2) Establish a collaborative philanthropic research agenda for the Western Canada region, which includes the different actors involved.
For more information, contact: Clarine Mukendi, firstname.lastname@example.org
All times are in CST
10:00-11:30 Opening and Keynotes
Margaret Eaton, CEO, Canadian Mental Health Association
Dr. Lindsey Richardson, Associate Professor, University of British Columbia and Research Scientist, British Columbia Centre on Substance Use
1:00-2:30 The changing landscape of mental health access in Western Canada
Jaime Mantesso, Faculty of Nursing Instructor, University of Regina, Jaime’s teaching and research focuses on mental health and community nursing. She is also a member of the Board of Directors for Schizophrenia Saskatchewan.
Jacqueline Neligan, Executive Director, Ladysmith Family and Friends, Vancouver Island Jacqueline will speak about the efforts her organization has been undertaking to provide online or in-person support regarding clothing, food and mental and physical health for vulnerable families with children age 0-6 on Vancouver Island.
3:00-4:30 The role of philanthropy in filling governmental gaps in mental health
Moderator – Dara Parker, Vice President, Grants and Community Initiatives, Vancouver Foundation
Katrina Verschoor and Kim Rakins, Faculty at Selkirk College, and Sandi McCreight, Founder of Increasing Recreation Involving Seniors.
Katrina, Kim and Sandi will speak about the Increasing Recreation Involving Seniors project that they initiated in the Fall of 2020 with the Castlegar Community Response Network.
Mona Cooley, Founder and CEO, Cool Family Solutions
When Mona Cooley was looking for help for her family when they learned that their daughter had bipolar disorder. Her daughter was getting the medical help she needed, however there were no programs available for the family. As a family, they were left to fend for themselves. She founded Cool Family Services to fill this gap in services and help families learn to engage in healthy, honest conversations about difficult situations.
Jason Mercredi, Executive Director, Prairie Harm Reduction
PHR is a clean place for people to safely consume drugs under the supervision of staff who can offer social supports. Rising mental health issues have contributed to a record of over-dose deaths in SK, prompting health officials deem it a crisis. With no new provincial funding, PHR is relying on small businesses and public fundraising to keep its doors open.
Alexa Potashnik, Founder of Black Space Winnipeg

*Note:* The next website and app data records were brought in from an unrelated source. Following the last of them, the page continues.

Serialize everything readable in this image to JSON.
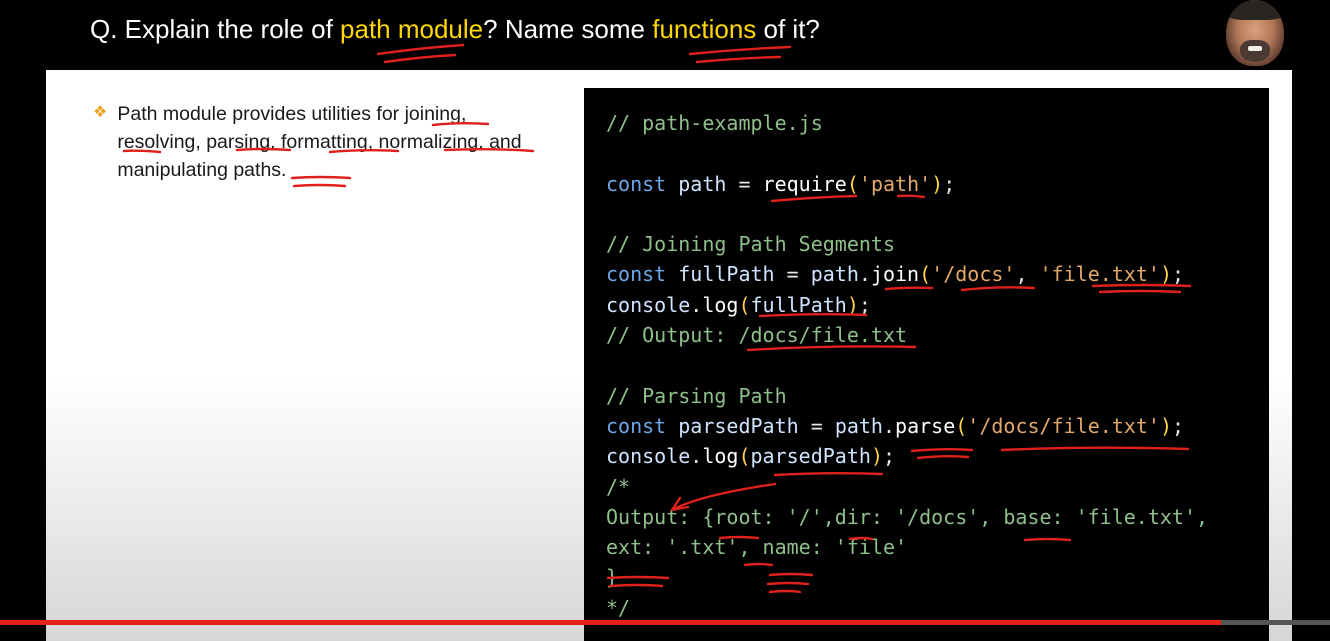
{
  "header": {
    "q_prefix": "Q. Explain the role of ",
    "q_highlight1": "path module",
    "q_middle": "? Name some ",
    "q_highlight2": "functions",
    "q_suffix": " of it?",
    "highlight_color": "#ffd700"
  },
  "slide": {
    "bullet_icon": "diamond-bullet-icon",
    "bullet_text": "Path module provides utilities for joining, resolving, parsing, formatting, normalizing, and manipulating paths."
  },
  "code": [
    [
      [
        "cm",
        "// path-example.js"
      ]
    ],
    [],
    [
      [
        "kw",
        "const"
      ],
      [
        "pu",
        " "
      ],
      [
        "vr",
        "path"
      ],
      [
        "pu",
        " = "
      ],
      [
        "fn",
        "require"
      ],
      [
        "pr",
        "("
      ],
      [
        "st",
        "'path'"
      ],
      [
        "pr",
        ")"
      ],
      [
        "pu",
        ";"
      ]
    ],
    [],
    [
      [
        "cm",
        "// Joining Path Segments"
      ]
    ],
    [
      [
        "kw",
        "const"
      ],
      [
        "pu",
        " "
      ],
      [
        "vr",
        "fullPath"
      ],
      [
        "pu",
        " = "
      ],
      [
        "vr",
        "path"
      ],
      [
        "pu",
        "."
      ],
      [
        "fn",
        "join"
      ],
      [
        "pr",
        "("
      ],
      [
        "st",
        "'/docs'"
      ],
      [
        "pu",
        ", "
      ],
      [
        "st",
        "'file.txt'"
      ],
      [
        "pr",
        ")"
      ],
      [
        "pu",
        ";"
      ]
    ],
    [
      [
        "vr",
        "console"
      ],
      [
        "pu",
        "."
      ],
      [
        "fn",
        "log"
      ],
      [
        "pr",
        "("
      ],
      [
        "vr",
        "fullPath"
      ],
      [
        "pr",
        ")"
      ],
      [
        "pu",
        ";"
      ]
    ],
    [
      [
        "cm",
        "// Output: /docs/file.txt"
      ]
    ],
    [],
    [
      [
        "cm",
        "// Parsing Path"
      ]
    ],
    [
      [
        "kw",
        "const"
      ],
      [
        "pu",
        " "
      ],
      [
        "vr",
        "parsedPath"
      ],
      [
        "pu",
        " = "
      ],
      [
        "vr",
        "path"
      ],
      [
        "pu",
        "."
      ],
      [
        "fn",
        "parse"
      ],
      [
        "pr",
        "("
      ],
      [
        "st",
        "'/docs/file.txt'"
      ],
      [
        "pr",
        ")"
      ],
      [
        "pu",
        ";"
      ]
    ],
    [
      [
        "vr",
        "console"
      ],
      [
        "pu",
        "."
      ],
      [
        "fn",
        "log"
      ],
      [
        "pr",
        "("
      ],
      [
        "vr",
        "parsedPath"
      ],
      [
        "pr",
        ")"
      ],
      [
        "pu",
        ";"
      ]
    ],
    [
      [
        "cm",
        "/*"
      ]
    ],
    [
      [
        "cm",
        "Output: {root: '/',dir: '/docs', base: 'file.txt',"
      ]
    ],
    [
      [
        "cm",
        "ext: '.txt', name: 'file'"
      ]
    ],
    [
      [
        "cm",
        "}"
      ]
    ],
    [
      [
        "cm",
        "*/"
      ]
    ]
  ],
  "player": {
    "progress": 0.918,
    "progress_color": "#e62117"
  }
}
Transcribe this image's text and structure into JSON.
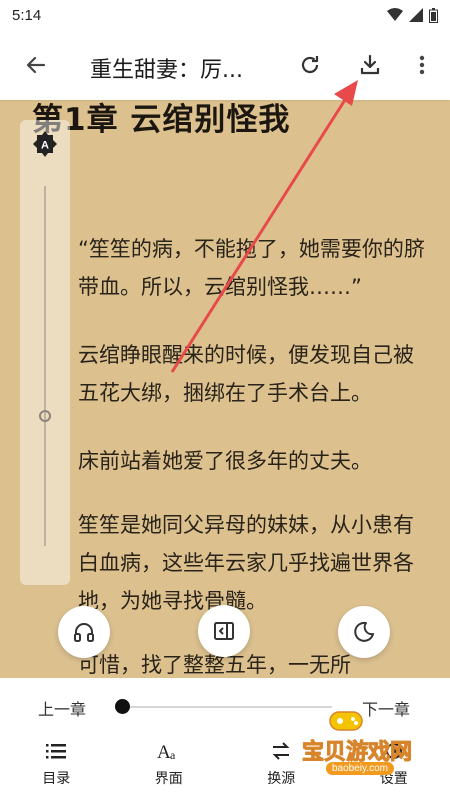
{
  "status_bar": {
    "time": "5:14"
  },
  "toolbar": {
    "title": "重生甜妻：厉..."
  },
  "content": {
    "chapter_title": "第1章 云绾别怪我",
    "paragraphs": [
      "“笙笙的病，不能拖了，她需要你的脐带血。所以，云绾别怪我……”",
      "云绾睁眼醒来的时候，便发现自己被五花大绑，捆绑在了手术台上。",
      "床前站着她爱了很多年的丈夫。",
      "笙笙是她同父异母的妹妹，从小患有白血病，这些年云家几乎找遍世界各地，为她寻找骨髓。",
      "可惜，找了整整五年，一无所"
    ]
  },
  "bottom": {
    "prev_chapter": "上一章",
    "next_chapter": "下一章",
    "progress": 0.0,
    "menu": [
      {
        "label": "目录",
        "icon": "toc-icon"
      },
      {
        "label": "界面",
        "icon": "font-icon"
      },
      {
        "label": "换源",
        "icon": "swap-source-icon"
      },
      {
        "label": "设置",
        "icon": "settings-icon"
      }
    ]
  },
  "watermark": {
    "text": "宝贝游戏网",
    "url": "baobeiy.com"
  },
  "colors": {
    "page_background": "#dcc18f",
    "annotation_arrow": "#e8494a",
    "watermark": "#e8b300"
  }
}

Alexa will talk about their community support program – Project Heal, a community group support program. Facilitated by Black healthcare professionals, social workers and counsellors Project Heal is for Black people in Winnipeg who are experiencing mental health concerns from the effects of systemic racism, violence and dealing with trauma from anti-Black discrimination.
9:00-10:30 BIPOC and mental health
Dr. Rod McCormick, Professor, Thompson Rivers University
Dr. McCormick’s area of specialization is Indigenous mental health and the development of culturally appropriate healing approaches for Indigenous people.
Emily Winters, PhD Student, Psychology, University of Regina
Emily (Inuk-Settler), will share highlights from an initiative led by the University of Regina’s Psychology Graduate Students’ Association aimed at countering oppressive practices in mental health services. Latoya Reid, MSW, BSW, RSW Latoya is a Clinical therapist/Psychotherapist.
Amal Abdullahi will share insights about the mental health needs of people from the Muslim community, including refugees and recent immigrants
10:30-10:45 Closing Remarks